VM Scale Sets

A Virtual Machine Scale Set (VMSS) is an Azure resource providing a convenient way to deploy a set of identical VMs. These are deployed by specifying a single set of VM properties along with the number of VMSS instances to deploy, with each instance being deployed as a VM. VMSS support auto-scale allowing the deployed number of instances to be modified automatically depending on the performance metrics of the VMSS. It is very common for a VMSS to be deployed behind an Azure Load Balancer or Azure Application Gateway. A VMSS can be deployed into a region, across all Availability Zones, a single Availability Zone, or a PPG.

The VMSS instances are deployed into fault domains and update domains. For regions with no Availability Zones there are five fault domains by default. If the VMSS is deployed into Availability Zones, Azure distributes the instances over as many fault domains as possible.

VMSS Flexible Mode Orchestration is a preview service which facilitates the deployment of a scale set containing either identical VMs or multiple VM types. With Flexible Orchestration the VMs in the scale set can be deployed using the same APIs used to deploy standard VMs.

Dedicated Hosts

A Dedicated Host is an Azure resource representing a deployment location mapped to an entire physical host. Customers can deploy one or more VMs into that Dedicated Host so that the VMs are completely isolated from those of other customers and have lower latency between VMs. This isolation may be desired for compliance or regulatory reasons. Dedicated Hosts are supported for a limited set of VM families.

One or more Dedicated Hosts are deployed into a Host Group, which is an Azure resource associated with a region and Availability Zone. To provide increased availability, a Host Group is also associated with some number of fault domains allowing fault isolation for multiple Dedicated Hosts.

Dedicated Hosts provide maintenance control, which gives customers more control over the timing of platform maintenance.

Isolated Hosts

Azure supports the deployment of an Isolated Host which is a normal Azure VM which takes up an entire physical host allowing customers to have a VM which is completely isolated from those of other customers. This isolation may be desired for compliance or regulatory reasons. Isolated Hosts are supported for a limited set of VM families. An Isolated Host is deployed, and has the same placement constraints, as any other Azure VM – the only difference being that the Isolated Host has a specific size in one of the supported families.

Although a Dedicated Host and an Isolated Host consume an entire physical host the difference between them is that an Isolated Host is a single Azure VM which fits in an entire physical host while a Dedicated Host is used as the deployment location for one or more Azure VMs in the same family.

Isolated Hosts provide maintenance control, which gives customers more control over the timing of platform maintenance.

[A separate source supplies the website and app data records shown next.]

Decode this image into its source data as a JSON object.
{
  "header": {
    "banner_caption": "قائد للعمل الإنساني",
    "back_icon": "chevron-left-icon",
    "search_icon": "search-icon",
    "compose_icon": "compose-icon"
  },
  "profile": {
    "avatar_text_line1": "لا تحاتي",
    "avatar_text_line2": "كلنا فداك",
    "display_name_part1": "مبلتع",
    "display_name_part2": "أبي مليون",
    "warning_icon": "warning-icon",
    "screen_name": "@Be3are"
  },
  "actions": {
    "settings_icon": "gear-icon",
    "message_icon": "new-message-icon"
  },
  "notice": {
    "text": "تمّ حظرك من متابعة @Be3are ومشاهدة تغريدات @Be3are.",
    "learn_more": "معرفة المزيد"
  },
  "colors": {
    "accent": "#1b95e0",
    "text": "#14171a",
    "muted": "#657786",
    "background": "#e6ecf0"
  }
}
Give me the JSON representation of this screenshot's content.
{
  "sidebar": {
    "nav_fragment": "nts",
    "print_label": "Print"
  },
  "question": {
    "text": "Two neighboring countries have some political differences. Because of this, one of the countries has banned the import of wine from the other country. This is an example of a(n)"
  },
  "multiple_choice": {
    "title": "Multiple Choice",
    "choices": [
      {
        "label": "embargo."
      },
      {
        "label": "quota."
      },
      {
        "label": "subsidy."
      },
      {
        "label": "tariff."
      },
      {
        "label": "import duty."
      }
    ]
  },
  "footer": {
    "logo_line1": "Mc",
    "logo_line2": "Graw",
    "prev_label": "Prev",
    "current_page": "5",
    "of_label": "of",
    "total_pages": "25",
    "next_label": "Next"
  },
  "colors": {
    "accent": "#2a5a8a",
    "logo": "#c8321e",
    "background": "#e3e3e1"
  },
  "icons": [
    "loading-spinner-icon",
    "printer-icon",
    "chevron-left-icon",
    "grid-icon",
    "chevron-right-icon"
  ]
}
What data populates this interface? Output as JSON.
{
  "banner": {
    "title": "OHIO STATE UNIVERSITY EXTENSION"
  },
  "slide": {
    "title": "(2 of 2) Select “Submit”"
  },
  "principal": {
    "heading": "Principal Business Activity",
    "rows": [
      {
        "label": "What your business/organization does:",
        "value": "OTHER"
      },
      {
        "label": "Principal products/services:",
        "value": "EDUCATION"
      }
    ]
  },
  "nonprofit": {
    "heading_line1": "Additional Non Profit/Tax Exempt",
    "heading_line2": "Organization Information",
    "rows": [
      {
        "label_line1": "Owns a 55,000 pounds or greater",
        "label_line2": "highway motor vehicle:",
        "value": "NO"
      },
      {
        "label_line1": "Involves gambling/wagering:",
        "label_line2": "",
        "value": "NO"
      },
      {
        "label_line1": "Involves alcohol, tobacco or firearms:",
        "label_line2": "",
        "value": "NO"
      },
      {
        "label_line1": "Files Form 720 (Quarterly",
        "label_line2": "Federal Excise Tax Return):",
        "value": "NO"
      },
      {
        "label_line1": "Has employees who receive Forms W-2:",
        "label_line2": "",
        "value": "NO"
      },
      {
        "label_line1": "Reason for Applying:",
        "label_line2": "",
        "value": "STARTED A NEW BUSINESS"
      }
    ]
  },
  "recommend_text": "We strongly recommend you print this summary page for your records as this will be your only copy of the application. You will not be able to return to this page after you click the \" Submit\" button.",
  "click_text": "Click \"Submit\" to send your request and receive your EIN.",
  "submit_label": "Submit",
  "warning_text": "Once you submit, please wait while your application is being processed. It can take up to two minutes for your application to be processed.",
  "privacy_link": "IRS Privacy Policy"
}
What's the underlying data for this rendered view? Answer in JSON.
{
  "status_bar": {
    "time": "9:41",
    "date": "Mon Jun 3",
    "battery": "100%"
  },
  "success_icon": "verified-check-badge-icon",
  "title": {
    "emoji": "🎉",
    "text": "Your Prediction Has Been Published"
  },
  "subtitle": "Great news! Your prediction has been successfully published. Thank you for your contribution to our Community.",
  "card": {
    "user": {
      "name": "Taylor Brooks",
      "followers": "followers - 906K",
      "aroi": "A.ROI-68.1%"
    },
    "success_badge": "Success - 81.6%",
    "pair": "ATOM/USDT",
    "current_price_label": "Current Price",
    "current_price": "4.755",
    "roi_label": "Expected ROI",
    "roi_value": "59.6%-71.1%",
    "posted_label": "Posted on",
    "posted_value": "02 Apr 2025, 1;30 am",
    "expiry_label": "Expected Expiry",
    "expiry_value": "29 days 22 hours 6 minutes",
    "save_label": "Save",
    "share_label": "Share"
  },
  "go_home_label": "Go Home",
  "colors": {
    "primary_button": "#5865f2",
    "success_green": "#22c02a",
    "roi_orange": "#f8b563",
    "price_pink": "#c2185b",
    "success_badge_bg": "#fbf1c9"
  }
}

This post provided a short summary of the various placement options Azure provides for VMs. These allow features including regional or zonal isolation, proximity to reduce latency, anti-affinity for fault isolation and rolling updates, auto-scaling, and deployment into single physical hosts.